3, 4

Slapjack is a very simple game, and it is often a child's first introduction to playing cards. The memories of playing this often noisy, and always fun pastime are never forgotten!

Suggested Ages

5 to 12

Skills Developed

Visual alertness and quick responses.

The Pack

The standard 52-card pack is used.

Number of Players

Two to eight people, playing individually

The Deal

Any player may deal first. The dealer shuffles the cards and then deals them out, one at a time face down, to each player in rotation, until all the cards have been dealt. The hands do not have to come out even. Without looking at any of his cards, each player squares up his hand into a neat pile in front of him.

Object of the Game

The goal is to win all the cards, by being first to slap each jack as it is played to the center.

The Play

Beginning on the dealer's left, each player lifts one card from his pile and places it face up in the center of the table. In doing this, the player must turn up the card away from himself so that he does not see it sooner than anyone else. However, the player should turn his card up quickly enough so that the other players do not see the face of the card before he does.

When the card played to the center is a jack, the fun begins! The first player to slap his hand down on the jack takes it, as well as all the cards beneath it. The player winning these cards turns them face down, places them under his pile of cards, and shuffles them to form a new, larger pile. He then places the pile in front of him as before.

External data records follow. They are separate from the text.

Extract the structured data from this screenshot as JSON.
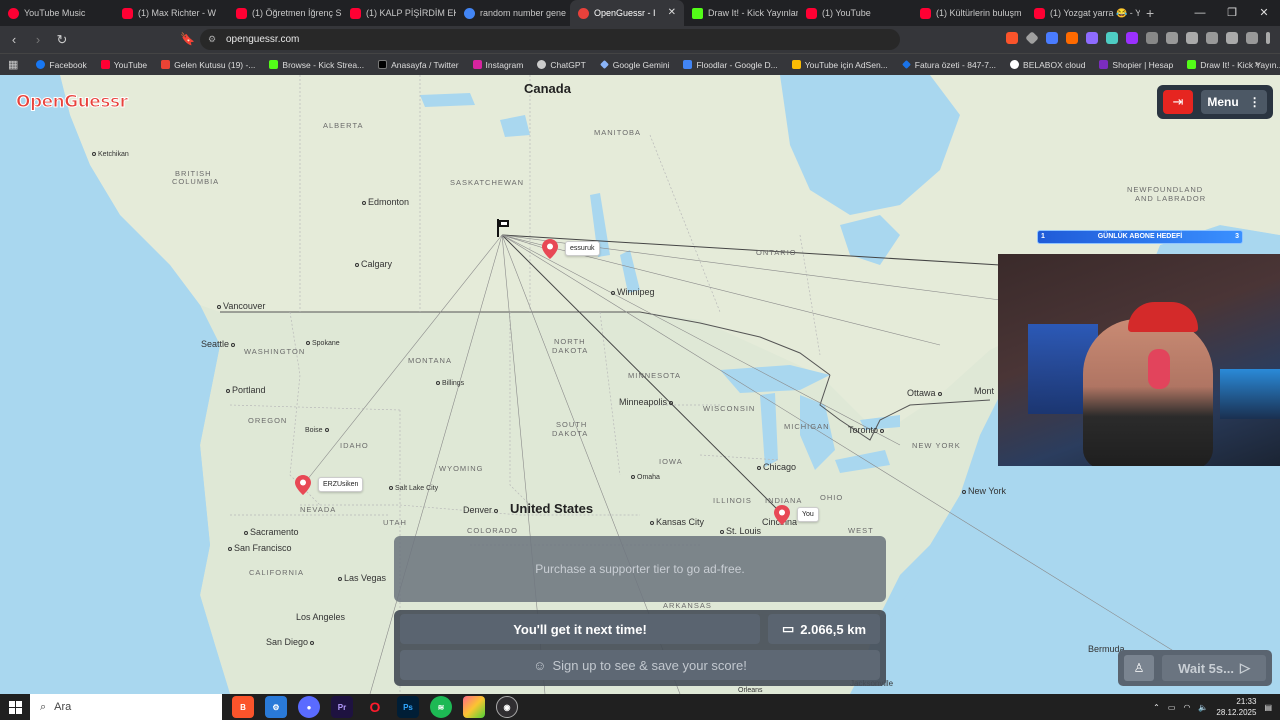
{
  "browser": {
    "tabs": [
      {
        "title": "YouTube Music",
        "color": "#ff0033"
      },
      {
        "title": "(1) Max Richter - W",
        "color": "#ff0033"
      },
      {
        "title": "(1) Öğretmen İğrenç S",
        "color": "#ff0033"
      },
      {
        "title": "(1) KALP PİŞİRDİM EKİP",
        "color": "#ff0033"
      },
      {
        "title": "random number gene",
        "color": "#4285f4"
      },
      {
        "title": "OpenGuessr - I",
        "color": "#e8413b",
        "active": true
      },
      {
        "title": "Draw It! - Kick Yayınlar",
        "color": "#53fc18"
      },
      {
        "title": "(1) YouTube",
        "color": "#ff0033"
      },
      {
        "title": "(1) Kültürlerin buluşm",
        "color": "#ff0033"
      },
      {
        "title": "(1) Yozgat yarra 😂 - Y",
        "color": "#ff0033"
      }
    ],
    "url": "openguessr.com",
    "bookmarks": [
      {
        "label": "Facebook",
        "color": "#1877f2"
      },
      {
        "label": "YouTube",
        "color": "#ff0033"
      },
      {
        "label": "Gelen Kutusu (19) -...",
        "color": "#ea4335"
      },
      {
        "label": "Browse - Kick Strea...",
        "color": "#53fc18"
      },
      {
        "label": "Anasayfa / Twitter",
        "color": "#000000"
      },
      {
        "label": "Instagram",
        "color": "#d6249f"
      },
      {
        "label": "ChatGPT",
        "color": "#cccccc"
      },
      {
        "label": "Google Gemini",
        "color": "#8ab4f8"
      },
      {
        "label": "Floodlar - Google D...",
        "color": "#4285f4"
      },
      {
        "label": "YouTube için AdSen...",
        "color": "#fbbc04"
      },
      {
        "label": "Fatura özeti - 847-7...",
        "color": "#1a73e8"
      },
      {
        "label": "BELABOX cloud",
        "color": "#ffffff"
      },
      {
        "label": "Shopier | Hesap",
        "color": "#7b2cbf"
      },
      {
        "label": "Draw It! - Kick Yayın...",
        "color": "#53fc18"
      }
    ]
  },
  "app": {
    "logo": "OpenGuessr",
    "menu_label": "Menu",
    "ad_text": "Purchase a supporter tier to go ad-free.",
    "result_message": "You'll get it next time!",
    "distance": "2.066,5 km",
    "signup_text": "Sign up to see & save your score!",
    "wait_text": "Wait 5s...",
    "sub_goal": {
      "label": "GÜNLÜK ABONE HEDEFİ",
      "left": "1",
      "right": "3"
    }
  },
  "map": {
    "countries": {
      "canada": "Canada",
      "usa": "United States"
    },
    "states": {
      "alberta": "ALBERTA",
      "bc1": "BRITISH",
      "bc2": "COLUMBIA",
      "sask": "SASKATCHEWAN",
      "manitoba": "MANITOBA",
      "ontario": "ONTARIO",
      "nf1": "NEWFOUNDLAND",
      "nf2": "AND LABRADOR",
      "washington": "WASHINGTON",
      "montana": "MONTANA",
      "nd1": "NORTH",
      "nd2": "DAKOTA",
      "sd1": "SOUTH",
      "sd2": "DAKOTA",
      "minnesota": "MINNESOTA",
      "wisconsin": "WISCONSIN",
      "michigan": "MICHIGAN",
      "oregon": "OREGON",
      "idaho": "IDAHO",
      "wyoming": "WYOMING",
      "nevada": "NEVADA",
      "utah": "UTAH",
      "colorado": "COLORADO",
      "california": "CALIFORNIA",
      "newyork": "NEW YORK",
      "illinois": "ILLINOIS",
      "indiana": "INDIANA",
      "ohio": "OHIO",
      "arkansas": "ARKANSAS",
      "west": "WEST",
      "iowa": "IOWA"
    },
    "cities": {
      "ketchikan": "Ketchikan",
      "edmonton": "Edmonton",
      "calgary": "Calgary",
      "vancouver": "Vancouver",
      "seattle": "Seattle",
      "spokane": "Spokane",
      "portland": "Portland",
      "boise": "Boise",
      "billings": "Billings",
      "winnipeg": "Winnipeg",
      "minneapolis": "Minneapolis",
      "ottawa": "Ottawa",
      "montreal": "Mont",
      "toronto": "Toronto",
      "chicago": "Chicago",
      "newyork": "New York",
      "omaha": "Omaha",
      "saltlake": "Salt Lake City",
      "denver": "Denver",
      "kansascity": "Kansas City",
      "stlouis": "St. Louis",
      "cincinnati": "Cincinna",
      "sacramento": "Sacramento",
      "sanfrancisco": "San Francisco",
      "lasvegas": "Las Vegas",
      "losangeles": "Los Angeles",
      "sandiego": "San Diego",
      "bermuda": "Bermuda",
      "jacksonville": "Jacksonville",
      "orleans": "Orleans"
    },
    "pins": [
      {
        "label": "essuruk"
      },
      {
        "label": "ERZUsiken"
      },
      {
        "label": "You"
      }
    ]
  },
  "taskbar": {
    "search_placeholder": "Ara",
    "time": "21:33",
    "date": "28.12.2025"
  }
}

When more than one player slaps at a jack, the one whose hand is lowest (directly on top of the jack) wins the pile. If a player slaps at any card in the center that is not a jack, he must give one card, face down, to the player of that card. When a player has no more cards left, he remains in the game until the next jack is turned. He may slap at the jack in an effort to get a new pile. If he fails to win that next pile, he is out of the game.

Play continues until one player has won all the cards. That player is the winner.


If a card is exposed in dealing, the recipient's cards must be shuffled before he places them face down in a pile and plays.